Supplied records section start

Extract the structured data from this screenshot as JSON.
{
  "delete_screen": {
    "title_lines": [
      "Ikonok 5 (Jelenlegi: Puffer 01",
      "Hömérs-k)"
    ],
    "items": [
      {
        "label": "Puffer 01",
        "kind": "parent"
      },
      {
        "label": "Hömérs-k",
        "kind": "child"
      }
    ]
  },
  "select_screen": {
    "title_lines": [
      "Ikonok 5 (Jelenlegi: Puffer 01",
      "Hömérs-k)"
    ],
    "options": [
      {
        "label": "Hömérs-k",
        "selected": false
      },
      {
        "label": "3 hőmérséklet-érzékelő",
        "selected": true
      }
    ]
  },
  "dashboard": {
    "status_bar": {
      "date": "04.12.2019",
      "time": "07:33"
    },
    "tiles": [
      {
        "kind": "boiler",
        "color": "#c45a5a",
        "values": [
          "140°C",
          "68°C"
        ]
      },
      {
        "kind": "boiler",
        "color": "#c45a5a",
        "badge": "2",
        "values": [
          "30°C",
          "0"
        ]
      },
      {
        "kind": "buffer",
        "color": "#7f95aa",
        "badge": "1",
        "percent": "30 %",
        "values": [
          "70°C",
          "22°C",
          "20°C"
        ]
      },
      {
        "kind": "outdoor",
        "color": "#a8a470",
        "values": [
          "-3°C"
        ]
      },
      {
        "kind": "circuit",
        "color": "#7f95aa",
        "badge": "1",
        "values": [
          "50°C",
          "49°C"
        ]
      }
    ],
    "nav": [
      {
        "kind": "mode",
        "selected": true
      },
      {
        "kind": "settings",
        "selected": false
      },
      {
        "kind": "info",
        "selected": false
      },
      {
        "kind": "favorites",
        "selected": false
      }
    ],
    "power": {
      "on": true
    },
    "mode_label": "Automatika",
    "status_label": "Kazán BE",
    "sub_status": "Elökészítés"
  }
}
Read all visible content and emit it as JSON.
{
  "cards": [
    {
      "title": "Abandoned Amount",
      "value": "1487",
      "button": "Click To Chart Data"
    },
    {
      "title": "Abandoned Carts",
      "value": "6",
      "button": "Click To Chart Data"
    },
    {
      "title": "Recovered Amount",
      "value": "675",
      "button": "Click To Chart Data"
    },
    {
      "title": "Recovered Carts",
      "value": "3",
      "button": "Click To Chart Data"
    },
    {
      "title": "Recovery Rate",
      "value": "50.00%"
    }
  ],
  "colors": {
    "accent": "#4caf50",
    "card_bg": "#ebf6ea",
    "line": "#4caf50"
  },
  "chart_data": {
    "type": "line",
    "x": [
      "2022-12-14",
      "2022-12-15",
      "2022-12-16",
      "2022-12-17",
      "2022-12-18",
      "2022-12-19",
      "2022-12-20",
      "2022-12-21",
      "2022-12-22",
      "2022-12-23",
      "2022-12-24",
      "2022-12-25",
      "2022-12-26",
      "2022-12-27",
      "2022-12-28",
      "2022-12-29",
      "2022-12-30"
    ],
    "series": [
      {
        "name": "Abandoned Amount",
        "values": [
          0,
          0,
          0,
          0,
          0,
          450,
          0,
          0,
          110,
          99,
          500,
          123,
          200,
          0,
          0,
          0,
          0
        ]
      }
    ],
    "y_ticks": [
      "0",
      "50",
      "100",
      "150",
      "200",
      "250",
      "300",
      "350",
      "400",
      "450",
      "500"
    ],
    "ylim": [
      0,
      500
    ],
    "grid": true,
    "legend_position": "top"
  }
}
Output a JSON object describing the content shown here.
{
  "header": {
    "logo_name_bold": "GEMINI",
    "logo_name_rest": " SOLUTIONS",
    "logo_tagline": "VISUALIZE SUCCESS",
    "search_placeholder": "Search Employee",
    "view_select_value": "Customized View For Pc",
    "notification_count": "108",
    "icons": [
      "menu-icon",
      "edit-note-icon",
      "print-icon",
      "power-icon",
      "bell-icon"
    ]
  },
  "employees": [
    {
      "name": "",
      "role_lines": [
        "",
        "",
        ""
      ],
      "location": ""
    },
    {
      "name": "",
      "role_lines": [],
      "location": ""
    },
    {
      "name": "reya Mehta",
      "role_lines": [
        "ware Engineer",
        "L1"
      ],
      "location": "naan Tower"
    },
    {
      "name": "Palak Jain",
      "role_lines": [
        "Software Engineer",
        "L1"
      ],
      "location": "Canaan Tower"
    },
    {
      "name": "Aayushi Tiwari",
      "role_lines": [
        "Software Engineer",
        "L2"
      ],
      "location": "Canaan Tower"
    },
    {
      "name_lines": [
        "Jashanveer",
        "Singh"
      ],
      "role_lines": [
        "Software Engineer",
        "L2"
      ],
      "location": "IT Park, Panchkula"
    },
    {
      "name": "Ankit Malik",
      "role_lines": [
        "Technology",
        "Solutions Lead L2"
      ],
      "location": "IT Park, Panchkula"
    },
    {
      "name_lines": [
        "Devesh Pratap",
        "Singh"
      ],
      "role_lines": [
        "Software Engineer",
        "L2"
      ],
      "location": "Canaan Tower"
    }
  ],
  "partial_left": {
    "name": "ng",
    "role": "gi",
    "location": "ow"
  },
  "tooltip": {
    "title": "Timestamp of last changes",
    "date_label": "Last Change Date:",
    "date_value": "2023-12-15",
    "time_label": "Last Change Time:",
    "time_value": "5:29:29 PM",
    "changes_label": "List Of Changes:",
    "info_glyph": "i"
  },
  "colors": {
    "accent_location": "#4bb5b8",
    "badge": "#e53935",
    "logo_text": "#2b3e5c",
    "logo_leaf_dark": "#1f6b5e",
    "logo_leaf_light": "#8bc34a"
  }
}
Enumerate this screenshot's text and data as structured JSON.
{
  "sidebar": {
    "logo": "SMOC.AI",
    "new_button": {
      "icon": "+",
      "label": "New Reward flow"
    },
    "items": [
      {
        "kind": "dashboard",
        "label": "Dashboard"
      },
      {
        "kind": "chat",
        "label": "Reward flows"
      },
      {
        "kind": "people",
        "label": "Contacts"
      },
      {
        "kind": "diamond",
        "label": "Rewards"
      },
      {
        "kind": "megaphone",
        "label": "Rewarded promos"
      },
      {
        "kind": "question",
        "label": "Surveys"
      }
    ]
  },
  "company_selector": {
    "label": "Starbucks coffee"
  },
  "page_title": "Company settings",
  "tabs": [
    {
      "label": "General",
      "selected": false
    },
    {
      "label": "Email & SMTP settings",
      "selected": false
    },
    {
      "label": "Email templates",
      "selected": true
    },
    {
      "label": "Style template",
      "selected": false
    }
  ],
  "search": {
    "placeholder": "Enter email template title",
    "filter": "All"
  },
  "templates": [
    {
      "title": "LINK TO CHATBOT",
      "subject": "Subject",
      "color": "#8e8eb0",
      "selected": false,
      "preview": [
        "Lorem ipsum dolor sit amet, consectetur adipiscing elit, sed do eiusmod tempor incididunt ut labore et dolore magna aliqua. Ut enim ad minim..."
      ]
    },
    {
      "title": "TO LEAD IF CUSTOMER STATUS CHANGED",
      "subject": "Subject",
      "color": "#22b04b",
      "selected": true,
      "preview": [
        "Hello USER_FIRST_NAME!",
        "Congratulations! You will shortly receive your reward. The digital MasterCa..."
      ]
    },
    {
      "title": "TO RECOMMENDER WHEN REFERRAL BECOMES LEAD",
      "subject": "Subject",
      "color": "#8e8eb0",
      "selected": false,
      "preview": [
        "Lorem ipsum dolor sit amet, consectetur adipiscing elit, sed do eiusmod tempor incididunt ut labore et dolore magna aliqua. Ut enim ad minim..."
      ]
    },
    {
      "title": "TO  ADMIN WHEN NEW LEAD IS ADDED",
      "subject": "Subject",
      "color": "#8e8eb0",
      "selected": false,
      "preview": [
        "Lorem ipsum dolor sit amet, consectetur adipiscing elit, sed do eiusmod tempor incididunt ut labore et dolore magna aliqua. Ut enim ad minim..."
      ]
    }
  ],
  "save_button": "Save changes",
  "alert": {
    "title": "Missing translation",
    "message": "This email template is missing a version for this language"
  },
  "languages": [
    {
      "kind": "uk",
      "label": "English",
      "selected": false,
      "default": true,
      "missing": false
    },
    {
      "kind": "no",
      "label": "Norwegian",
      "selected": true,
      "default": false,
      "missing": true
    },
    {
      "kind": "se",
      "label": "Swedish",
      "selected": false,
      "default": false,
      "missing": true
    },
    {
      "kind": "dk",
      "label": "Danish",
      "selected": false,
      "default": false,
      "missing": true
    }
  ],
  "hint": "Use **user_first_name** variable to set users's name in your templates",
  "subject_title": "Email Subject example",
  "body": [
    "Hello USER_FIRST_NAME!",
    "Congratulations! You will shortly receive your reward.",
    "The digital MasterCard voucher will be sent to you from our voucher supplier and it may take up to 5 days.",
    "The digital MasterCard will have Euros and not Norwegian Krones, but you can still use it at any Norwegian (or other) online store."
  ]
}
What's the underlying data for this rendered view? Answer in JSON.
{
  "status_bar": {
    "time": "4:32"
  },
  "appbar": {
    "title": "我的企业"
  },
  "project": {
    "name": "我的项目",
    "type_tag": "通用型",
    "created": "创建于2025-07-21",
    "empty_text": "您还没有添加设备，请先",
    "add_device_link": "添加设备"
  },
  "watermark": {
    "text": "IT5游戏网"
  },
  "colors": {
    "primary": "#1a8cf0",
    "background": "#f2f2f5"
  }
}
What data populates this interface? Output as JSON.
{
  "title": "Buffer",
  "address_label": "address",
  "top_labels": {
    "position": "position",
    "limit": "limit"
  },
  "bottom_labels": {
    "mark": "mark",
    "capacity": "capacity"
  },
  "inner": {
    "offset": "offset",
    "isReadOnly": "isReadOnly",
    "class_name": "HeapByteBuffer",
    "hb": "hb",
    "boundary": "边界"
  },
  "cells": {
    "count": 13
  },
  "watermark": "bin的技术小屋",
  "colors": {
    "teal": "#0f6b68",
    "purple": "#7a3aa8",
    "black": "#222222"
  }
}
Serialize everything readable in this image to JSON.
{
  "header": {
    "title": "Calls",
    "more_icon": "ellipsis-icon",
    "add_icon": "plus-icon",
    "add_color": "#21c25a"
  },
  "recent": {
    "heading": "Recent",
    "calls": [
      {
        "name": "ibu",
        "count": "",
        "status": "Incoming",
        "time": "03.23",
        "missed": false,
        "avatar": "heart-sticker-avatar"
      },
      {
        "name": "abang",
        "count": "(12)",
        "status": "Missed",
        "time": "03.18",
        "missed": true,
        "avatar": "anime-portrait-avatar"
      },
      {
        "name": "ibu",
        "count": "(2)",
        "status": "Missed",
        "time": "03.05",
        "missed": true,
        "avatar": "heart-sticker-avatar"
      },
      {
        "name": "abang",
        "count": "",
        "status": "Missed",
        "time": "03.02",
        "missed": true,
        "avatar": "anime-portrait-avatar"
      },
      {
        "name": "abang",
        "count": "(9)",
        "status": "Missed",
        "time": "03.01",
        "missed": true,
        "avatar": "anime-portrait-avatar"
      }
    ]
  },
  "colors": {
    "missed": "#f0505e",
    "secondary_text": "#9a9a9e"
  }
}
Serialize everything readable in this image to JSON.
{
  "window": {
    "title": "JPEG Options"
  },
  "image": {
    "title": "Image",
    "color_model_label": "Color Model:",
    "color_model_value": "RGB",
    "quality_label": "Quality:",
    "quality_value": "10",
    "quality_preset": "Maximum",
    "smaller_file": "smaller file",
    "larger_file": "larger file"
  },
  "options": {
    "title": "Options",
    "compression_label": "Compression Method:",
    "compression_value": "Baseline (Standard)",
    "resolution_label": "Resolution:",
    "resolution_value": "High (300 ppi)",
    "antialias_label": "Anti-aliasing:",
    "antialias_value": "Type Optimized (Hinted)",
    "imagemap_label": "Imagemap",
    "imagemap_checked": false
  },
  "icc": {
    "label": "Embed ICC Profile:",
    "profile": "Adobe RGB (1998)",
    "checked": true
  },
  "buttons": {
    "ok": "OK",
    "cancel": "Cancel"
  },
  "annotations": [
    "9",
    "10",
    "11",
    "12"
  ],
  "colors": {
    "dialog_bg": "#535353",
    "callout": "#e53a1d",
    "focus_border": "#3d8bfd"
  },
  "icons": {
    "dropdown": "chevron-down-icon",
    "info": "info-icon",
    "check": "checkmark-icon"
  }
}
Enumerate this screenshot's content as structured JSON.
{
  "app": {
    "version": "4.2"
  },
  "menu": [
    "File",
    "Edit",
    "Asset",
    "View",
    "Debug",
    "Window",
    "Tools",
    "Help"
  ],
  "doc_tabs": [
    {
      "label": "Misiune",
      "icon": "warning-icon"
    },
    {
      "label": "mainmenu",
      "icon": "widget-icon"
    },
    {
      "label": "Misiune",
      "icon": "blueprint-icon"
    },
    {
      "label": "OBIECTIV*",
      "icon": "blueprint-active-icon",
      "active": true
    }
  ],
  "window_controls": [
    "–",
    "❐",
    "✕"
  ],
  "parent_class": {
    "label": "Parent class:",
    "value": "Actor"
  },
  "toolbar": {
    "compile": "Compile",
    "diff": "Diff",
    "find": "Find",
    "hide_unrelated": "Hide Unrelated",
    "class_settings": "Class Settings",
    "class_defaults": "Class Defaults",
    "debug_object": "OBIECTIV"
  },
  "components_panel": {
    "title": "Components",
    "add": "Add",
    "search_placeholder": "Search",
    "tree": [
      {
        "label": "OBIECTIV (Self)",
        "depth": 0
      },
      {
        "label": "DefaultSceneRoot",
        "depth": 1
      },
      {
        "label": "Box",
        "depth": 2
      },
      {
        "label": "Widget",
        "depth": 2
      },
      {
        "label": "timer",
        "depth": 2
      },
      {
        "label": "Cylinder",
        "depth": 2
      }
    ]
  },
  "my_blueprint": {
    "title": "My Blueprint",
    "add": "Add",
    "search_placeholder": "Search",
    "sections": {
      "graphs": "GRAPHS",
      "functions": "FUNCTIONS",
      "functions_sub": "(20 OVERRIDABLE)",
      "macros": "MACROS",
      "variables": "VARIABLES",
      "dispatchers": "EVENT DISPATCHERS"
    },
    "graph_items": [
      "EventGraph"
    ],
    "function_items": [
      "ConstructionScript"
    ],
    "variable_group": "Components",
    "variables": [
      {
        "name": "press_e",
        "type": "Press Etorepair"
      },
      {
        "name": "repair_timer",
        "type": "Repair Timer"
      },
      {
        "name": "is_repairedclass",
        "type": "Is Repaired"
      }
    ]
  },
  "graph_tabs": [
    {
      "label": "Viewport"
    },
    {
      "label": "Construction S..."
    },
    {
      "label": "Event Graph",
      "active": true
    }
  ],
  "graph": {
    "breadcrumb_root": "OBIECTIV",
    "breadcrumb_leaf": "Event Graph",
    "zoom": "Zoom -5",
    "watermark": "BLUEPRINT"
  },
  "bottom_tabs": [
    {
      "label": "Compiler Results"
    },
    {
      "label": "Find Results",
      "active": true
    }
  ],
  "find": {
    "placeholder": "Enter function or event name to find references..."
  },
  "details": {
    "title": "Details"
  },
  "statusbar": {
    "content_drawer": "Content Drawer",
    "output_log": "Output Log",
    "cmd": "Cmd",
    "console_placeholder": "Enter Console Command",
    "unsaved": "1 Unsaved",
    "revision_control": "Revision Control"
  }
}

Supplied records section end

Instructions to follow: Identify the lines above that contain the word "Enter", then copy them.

Problem solution:
    "placeholder": "Enter email template title",
    "placeholder": "Enter function or event name to find references..."
    "console_placeholder": "Enter Console Command",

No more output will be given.